Account with Isham Chisholm
[ca. 1 May 1812]
|Isham Chisolm in Acct with Th:J.|
|To balance due on nail acct 29/4 =||4||.89|
|23.||By 13. days pursuit of Jas Hubd @ 2.D||26.|
|15.||By 9. days pursuit of Jas Hub @ 1.D||9.|
|By jail fees 16/||2.||67|
|By his subsistence on the road||2.|
|By premium promised||25.|
|To balance thro’ E. Bacon||14||.78|
MS (MHi); written entirely in TJ’s hand on a reused address cover to TJ; undated; endorsed by TJ: “Chisolm Isham.” Dft (MHi); written entirely in TJ’s hand on a different reused address cover to TJ; undated; with Chisholm’s debits arranged vertically above his credits; endorsed by TJ: “Chisolm Isham”; subjoined to TJ’s Notes on Expenses, [ca. 1 May 1812].
Isham Chisholm (d. 1837), a farmer in Albemarle County, worked occasionally for TJ. Earlier in 1812 TJ sent him to Lexington, Virginia, in unsuccessful pursuit of TJ’s runaway slave James (Jame) Hubbard.
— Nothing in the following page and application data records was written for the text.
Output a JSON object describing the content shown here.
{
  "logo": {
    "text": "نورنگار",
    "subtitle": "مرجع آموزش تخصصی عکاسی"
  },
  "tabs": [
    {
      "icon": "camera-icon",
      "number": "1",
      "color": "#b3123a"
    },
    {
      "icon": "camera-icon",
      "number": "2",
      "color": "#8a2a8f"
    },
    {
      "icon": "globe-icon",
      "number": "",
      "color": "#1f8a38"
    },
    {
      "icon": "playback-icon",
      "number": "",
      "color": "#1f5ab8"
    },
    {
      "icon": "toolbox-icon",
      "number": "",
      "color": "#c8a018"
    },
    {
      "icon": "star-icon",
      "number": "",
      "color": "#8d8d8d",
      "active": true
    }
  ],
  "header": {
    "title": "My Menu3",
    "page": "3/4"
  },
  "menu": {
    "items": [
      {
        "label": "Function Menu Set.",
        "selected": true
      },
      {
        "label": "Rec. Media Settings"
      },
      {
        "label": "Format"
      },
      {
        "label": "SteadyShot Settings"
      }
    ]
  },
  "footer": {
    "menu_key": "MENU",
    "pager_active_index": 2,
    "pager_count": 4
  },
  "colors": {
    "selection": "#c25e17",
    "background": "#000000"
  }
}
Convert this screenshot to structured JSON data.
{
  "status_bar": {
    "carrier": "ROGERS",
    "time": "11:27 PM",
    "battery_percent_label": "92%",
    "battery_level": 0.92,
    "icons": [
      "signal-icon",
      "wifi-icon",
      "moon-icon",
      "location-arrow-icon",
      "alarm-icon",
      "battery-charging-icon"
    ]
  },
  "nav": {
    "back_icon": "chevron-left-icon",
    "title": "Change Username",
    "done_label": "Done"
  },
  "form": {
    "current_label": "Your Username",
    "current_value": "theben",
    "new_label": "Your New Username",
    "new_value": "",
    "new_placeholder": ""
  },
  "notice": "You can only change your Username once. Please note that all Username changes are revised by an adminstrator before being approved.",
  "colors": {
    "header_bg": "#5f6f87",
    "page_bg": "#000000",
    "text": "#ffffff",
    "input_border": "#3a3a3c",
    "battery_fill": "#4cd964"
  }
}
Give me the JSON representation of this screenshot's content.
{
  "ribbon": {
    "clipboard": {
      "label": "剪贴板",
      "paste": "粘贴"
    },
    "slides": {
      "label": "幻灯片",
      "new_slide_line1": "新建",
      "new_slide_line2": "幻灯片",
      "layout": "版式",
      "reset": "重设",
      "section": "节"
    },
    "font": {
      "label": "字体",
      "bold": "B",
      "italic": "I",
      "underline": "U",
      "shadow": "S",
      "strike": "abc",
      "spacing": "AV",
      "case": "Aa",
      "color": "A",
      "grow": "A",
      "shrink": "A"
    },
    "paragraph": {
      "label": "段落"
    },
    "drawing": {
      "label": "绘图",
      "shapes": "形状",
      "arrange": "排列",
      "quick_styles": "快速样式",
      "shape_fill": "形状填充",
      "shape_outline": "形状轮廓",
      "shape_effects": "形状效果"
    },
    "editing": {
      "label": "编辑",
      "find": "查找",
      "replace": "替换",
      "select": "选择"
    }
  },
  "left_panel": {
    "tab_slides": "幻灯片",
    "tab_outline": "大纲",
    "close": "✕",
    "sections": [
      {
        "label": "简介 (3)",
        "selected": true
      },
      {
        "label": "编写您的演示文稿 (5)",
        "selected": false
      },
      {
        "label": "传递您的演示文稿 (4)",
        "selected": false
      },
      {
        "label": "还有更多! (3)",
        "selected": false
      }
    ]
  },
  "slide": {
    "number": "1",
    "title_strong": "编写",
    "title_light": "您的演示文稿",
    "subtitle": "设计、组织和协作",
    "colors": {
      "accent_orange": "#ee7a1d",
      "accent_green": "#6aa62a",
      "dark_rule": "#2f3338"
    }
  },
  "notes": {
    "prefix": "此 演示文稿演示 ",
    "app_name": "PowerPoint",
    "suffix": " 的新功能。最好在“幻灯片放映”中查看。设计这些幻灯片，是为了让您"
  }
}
On a second trip for this purpose, Chisholm apprehended Hubbard in Pendleton County (now West Virginia) and brought him back to Monticello. At his death he owned property valued in excess of $4,000, including twelve slaves (MB description begins James A. Bear Jr. and Lucia C. Stanton, eds., Jefferson’s Memorandum Books: Accounts, with Legal Records and Miscellany, 1767–1826, 1997, The Papers of Thomas Jefferson, Second Series description ends , 2:1268, 1297; TJ to Reuben Perry, 16 Apr. 1812; Account with Reuben Perry, 10 Dec. 1813; Albemarle Co. Will Book, 12:461–2, 470–1).